‘Le Boudin’ cauldrons were lit for a traditional French delicacy dish, basically ’blood sausage’ recently in Le Coteau, near Roanne for the celebration of ‘Grandmother’s Day”.

Not entirely dissimilar to the famous British black pudding which is a likely derivative following the Norman Conquest.


Boudin noir: A dark-hued blood sausage, containing pork, pig blood, and other ingredients. Variants of the boudin noir occur in French, Belgian, Cajun and Catalan cuisine.

The Catalan version of the boudin noir is called botifarra negra. In the French Caribbean, it is known as boudin Créole.

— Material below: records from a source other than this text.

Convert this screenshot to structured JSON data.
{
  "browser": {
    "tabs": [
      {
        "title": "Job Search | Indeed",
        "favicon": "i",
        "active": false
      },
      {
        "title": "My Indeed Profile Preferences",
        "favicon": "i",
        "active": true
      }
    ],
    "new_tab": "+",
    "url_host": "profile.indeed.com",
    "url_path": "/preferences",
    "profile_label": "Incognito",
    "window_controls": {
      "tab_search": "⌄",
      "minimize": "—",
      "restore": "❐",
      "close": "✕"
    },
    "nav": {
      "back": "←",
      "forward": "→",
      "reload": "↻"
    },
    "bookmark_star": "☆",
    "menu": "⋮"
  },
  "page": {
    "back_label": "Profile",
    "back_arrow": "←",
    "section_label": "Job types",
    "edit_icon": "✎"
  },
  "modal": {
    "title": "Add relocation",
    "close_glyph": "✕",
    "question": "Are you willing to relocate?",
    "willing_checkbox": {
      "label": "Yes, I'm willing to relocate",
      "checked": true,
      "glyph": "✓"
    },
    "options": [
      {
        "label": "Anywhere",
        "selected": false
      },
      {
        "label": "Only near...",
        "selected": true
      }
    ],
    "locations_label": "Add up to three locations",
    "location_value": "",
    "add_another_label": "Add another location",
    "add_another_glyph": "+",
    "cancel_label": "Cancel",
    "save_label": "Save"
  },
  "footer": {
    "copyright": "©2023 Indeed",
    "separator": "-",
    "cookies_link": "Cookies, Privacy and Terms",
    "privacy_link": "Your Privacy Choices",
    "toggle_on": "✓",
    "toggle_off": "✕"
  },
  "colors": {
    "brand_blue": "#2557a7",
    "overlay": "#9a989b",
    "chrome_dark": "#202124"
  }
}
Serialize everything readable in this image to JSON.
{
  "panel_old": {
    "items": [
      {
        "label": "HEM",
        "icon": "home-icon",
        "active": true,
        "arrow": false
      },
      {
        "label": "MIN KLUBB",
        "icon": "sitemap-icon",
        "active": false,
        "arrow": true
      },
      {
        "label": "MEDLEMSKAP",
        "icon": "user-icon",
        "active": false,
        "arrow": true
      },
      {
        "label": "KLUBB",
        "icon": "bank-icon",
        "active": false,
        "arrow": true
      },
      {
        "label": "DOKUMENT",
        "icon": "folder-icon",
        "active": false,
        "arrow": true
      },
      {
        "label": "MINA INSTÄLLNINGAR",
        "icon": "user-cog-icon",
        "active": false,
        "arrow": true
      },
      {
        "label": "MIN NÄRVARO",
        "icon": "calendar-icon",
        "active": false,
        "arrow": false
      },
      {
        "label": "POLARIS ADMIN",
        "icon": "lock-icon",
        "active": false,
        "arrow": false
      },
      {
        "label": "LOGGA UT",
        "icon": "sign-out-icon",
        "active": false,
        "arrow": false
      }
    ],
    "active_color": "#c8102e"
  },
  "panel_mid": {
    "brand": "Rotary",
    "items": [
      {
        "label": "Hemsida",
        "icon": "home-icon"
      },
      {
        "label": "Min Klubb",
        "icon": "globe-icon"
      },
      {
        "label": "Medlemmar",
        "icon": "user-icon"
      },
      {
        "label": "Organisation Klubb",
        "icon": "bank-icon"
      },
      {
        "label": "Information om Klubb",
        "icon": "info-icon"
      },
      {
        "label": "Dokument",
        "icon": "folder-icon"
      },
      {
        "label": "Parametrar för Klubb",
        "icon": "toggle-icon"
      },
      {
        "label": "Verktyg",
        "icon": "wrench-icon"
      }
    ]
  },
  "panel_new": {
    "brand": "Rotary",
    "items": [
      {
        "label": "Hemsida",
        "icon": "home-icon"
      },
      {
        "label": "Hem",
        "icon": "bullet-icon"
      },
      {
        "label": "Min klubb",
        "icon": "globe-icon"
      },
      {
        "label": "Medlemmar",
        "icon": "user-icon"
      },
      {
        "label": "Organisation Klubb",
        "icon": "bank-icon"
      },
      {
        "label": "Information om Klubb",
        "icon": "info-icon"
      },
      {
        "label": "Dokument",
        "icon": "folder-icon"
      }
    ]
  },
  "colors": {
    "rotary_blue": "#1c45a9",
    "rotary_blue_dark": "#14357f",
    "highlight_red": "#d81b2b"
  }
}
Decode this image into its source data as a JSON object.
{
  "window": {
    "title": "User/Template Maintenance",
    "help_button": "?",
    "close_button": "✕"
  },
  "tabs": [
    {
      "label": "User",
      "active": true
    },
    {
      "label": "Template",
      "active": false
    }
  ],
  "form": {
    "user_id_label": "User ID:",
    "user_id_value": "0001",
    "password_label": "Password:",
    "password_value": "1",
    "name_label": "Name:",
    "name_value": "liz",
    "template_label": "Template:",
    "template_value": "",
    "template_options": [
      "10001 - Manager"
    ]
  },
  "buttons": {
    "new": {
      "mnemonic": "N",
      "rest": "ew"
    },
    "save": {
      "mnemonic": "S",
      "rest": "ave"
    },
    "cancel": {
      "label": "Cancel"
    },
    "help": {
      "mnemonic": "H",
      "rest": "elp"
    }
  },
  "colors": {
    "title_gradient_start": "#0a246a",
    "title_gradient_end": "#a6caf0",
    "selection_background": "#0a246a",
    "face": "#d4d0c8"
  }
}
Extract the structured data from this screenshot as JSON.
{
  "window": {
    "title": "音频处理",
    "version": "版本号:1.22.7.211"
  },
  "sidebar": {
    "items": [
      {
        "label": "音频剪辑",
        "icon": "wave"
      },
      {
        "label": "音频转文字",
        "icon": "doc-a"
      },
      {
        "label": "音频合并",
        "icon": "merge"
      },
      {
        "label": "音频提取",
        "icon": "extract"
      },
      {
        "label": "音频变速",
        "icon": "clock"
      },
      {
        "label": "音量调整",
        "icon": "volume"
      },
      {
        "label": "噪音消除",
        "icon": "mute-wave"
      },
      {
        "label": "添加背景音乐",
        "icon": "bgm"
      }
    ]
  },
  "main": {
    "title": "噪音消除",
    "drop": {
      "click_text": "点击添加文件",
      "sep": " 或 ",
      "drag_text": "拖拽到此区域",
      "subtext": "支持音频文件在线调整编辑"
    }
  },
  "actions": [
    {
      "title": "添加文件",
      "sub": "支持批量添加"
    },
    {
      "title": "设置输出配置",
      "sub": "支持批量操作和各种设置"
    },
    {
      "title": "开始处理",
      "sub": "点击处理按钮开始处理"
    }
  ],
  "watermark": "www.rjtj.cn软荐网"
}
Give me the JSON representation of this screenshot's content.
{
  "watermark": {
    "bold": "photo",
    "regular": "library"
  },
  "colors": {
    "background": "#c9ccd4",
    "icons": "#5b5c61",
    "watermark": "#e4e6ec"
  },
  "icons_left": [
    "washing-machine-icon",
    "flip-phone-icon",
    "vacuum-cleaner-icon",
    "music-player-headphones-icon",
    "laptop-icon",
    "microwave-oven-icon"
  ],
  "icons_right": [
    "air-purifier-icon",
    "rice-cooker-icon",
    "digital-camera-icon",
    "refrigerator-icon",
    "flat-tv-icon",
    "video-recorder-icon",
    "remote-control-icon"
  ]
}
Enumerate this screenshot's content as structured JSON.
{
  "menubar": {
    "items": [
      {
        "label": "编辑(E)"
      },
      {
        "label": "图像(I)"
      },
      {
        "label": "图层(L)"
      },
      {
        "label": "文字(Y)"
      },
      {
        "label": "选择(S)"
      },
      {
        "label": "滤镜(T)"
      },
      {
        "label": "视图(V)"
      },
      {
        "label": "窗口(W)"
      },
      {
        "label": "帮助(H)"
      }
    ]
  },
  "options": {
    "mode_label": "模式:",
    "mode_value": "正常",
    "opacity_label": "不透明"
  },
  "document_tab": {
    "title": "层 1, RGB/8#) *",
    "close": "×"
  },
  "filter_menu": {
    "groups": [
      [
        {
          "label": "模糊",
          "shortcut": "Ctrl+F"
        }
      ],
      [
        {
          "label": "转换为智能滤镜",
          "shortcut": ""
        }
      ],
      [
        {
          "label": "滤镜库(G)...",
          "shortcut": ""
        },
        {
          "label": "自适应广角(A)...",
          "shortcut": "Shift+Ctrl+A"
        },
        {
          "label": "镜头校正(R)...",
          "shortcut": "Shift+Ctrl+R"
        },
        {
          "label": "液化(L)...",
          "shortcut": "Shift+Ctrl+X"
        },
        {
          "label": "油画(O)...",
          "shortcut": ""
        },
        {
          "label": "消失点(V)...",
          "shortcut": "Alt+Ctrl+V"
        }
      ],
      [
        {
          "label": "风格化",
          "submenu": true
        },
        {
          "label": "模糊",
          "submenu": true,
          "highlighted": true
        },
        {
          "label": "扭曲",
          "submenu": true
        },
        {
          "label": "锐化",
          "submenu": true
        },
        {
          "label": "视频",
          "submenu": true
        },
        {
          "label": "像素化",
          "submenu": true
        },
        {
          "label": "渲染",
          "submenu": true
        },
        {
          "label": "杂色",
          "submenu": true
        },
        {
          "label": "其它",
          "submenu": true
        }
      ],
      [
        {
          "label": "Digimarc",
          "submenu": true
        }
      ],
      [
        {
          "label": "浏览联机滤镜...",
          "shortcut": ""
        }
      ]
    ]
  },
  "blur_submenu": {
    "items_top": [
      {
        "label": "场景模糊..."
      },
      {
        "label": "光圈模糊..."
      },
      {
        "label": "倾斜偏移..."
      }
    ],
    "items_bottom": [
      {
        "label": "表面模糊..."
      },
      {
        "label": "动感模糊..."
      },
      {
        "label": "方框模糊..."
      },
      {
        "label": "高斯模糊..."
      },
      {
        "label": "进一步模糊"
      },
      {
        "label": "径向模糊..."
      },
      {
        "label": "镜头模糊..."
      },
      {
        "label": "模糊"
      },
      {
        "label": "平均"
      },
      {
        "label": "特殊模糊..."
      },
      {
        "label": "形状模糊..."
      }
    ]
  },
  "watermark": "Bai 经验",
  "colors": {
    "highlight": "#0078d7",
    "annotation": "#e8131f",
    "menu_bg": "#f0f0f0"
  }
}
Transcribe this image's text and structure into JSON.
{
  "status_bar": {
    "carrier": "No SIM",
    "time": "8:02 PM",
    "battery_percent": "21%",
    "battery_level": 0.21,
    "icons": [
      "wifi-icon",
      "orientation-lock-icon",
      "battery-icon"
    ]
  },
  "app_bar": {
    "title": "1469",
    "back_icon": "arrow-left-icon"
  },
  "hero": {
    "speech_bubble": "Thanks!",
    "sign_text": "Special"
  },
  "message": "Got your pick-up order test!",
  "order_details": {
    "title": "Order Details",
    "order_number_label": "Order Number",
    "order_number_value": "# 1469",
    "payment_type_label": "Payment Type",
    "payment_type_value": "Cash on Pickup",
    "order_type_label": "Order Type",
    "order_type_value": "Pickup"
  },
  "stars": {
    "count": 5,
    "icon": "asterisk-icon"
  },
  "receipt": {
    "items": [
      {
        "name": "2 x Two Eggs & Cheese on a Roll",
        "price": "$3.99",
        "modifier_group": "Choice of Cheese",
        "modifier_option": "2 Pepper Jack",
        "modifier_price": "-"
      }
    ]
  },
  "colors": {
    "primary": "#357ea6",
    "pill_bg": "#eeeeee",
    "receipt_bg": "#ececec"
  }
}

In Britain it is called “black pudding”, the word “pudding” being an anglicised pronunciation of boudin, and probably introduced after the NorBoudin gave rise to “Le Boudin“, the official march of the French Foreign Legion. “Blood sausage” is a colloquial reference to the gear (rolled up in a red blanket) that used to top the backpacks of Legionnaires.

The song makes repeated reference to the fact that the Belgians don’t get any “blood sausage”, since the King of the Belgians at one time forbade his subjects from joining the Legion (verse says “ce sont des tireurs au cul“).man invasion

Bon Appetit!!